+++ Records to process +++

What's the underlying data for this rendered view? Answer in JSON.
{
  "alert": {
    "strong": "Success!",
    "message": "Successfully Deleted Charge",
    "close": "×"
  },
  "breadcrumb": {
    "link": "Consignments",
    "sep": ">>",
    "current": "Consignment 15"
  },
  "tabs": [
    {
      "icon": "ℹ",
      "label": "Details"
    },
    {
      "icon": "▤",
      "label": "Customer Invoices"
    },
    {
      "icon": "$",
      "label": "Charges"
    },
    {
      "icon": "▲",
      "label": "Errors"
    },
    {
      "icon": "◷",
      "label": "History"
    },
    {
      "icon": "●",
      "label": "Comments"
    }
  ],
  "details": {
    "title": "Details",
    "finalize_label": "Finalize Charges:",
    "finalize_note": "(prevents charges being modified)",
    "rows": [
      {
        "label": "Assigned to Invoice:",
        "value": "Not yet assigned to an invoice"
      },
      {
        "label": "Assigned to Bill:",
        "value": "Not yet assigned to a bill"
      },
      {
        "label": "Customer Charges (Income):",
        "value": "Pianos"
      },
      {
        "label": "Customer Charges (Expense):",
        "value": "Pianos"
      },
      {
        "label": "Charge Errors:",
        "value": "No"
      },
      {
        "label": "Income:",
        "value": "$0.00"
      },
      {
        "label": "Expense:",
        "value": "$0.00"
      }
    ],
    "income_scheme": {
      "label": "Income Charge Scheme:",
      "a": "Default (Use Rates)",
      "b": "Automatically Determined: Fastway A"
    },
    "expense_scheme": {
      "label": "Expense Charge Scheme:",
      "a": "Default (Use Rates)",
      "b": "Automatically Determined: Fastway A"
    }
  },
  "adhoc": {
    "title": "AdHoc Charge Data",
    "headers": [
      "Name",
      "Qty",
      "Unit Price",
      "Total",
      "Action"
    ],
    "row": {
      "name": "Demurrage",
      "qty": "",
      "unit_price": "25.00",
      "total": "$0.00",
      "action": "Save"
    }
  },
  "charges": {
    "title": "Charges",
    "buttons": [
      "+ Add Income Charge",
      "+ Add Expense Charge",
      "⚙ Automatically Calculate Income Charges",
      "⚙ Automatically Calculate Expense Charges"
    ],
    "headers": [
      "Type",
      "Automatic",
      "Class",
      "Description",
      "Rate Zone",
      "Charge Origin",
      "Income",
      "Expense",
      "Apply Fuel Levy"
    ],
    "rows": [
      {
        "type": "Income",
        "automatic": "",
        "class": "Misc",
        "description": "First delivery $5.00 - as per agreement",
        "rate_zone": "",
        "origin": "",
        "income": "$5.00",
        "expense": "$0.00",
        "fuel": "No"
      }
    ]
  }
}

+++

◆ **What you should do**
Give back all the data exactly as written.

◆ **Answer section**
What's the underlying data for this rendered view? Answer in JSON.
{
  "alert": {
    "strong": "Success!",
    "message": "Successfully Deleted Charge",
    "close": "×"
  },
  "breadcrumb": {
    "link": "Consignments",
    "sep": ">>",
    "current": "Consignment 15"
  },
  "tabs": [
    {
      "icon": "ℹ",
      "label": "Details"
    },
    {
      "icon": "▤",
      "label": "Customer Invoices"
    },
    {
      "icon": "$",
      "label": "Charges"
    },
    {
      "icon": "▲",
      "label": "Errors"
    },
    {
      "icon": "◷",
      "label": "History"
    },
    {
      "icon": "●",
      "label": "Comments"
    }
  ],
  "details": {
    "title": "Details",
    "finalize_label": "Finalize Charges:",
    "finalize_note": "(prevents charges being modified)",
    "rows": [
      {
        "label": "Assigned to Invoice:",
        "value": "Not yet assigned to an invoice"
      },
      {
        "label": "Assigned to Bill:",
        "value": "Not yet assigned to a bill"
      },
      {
        "label": "Customer Charges (Income):",
        "value": "Pianos"
      },
      {
        "label": "Customer Charges (Expense):",
        "value": "Pianos"
      },
      {
        "label": "Charge Errors:",
        "value": "No"
      },
      {
        "label": "Income:",
        "value": "$0.00"
      },
      {
        "label": "Expense:",
        "value": "$0.00"
      }
    ],
    "income_scheme": {
      "label": "Income Charge Scheme:",
      "a": "Default (Use Rates)",
      "b": "Automatically Determined: Fastway A"
    },
    "expense_scheme": {
      "label": "Expense Charge Scheme:",
      "a": "Default (Use Rates)",
      "b": "Automatically Determined: Fastway A"
    }
  },
  "adhoc": {
    "title": "AdHoc Charge Data",
    "headers": [
      "Name",
      "Qty",
      "Unit Price",
      "Total",
      "Action"
    ],
    "row": {
      "name": "Demurrage",
      "qty": "",
      "unit_price": "25.00",
      "total": "$0.00",
      "action": "Save"
    }
  },
  "charges": {
    "title": "Charges",
    "buttons": [
      "+ Add Income Charge",
      "+ Add Expense Charge",
      "⚙ Automatically Calculate Income Charges",
      "⚙ Automatically Calculate Expense Charges"
    ],
    "headers": [
      "Type",
      "Automatic",
      "Class",
      "Description",
      "Rate Zone",
      "Charge Origin",
      "Income",
      "Expense",
      "Apply Fuel Levy"
    ],
    "rows": [
      {
        "type": "Income",
        "automatic": "",
        "class": "Misc",
        "description": "First delivery $5.00 - as per agreement",
        "rate_zone": "",
        "origin": "",
        "income": "$5.00",
        "expense": "$0.00",
        "fuel": "No"
      }
    ]
  }
}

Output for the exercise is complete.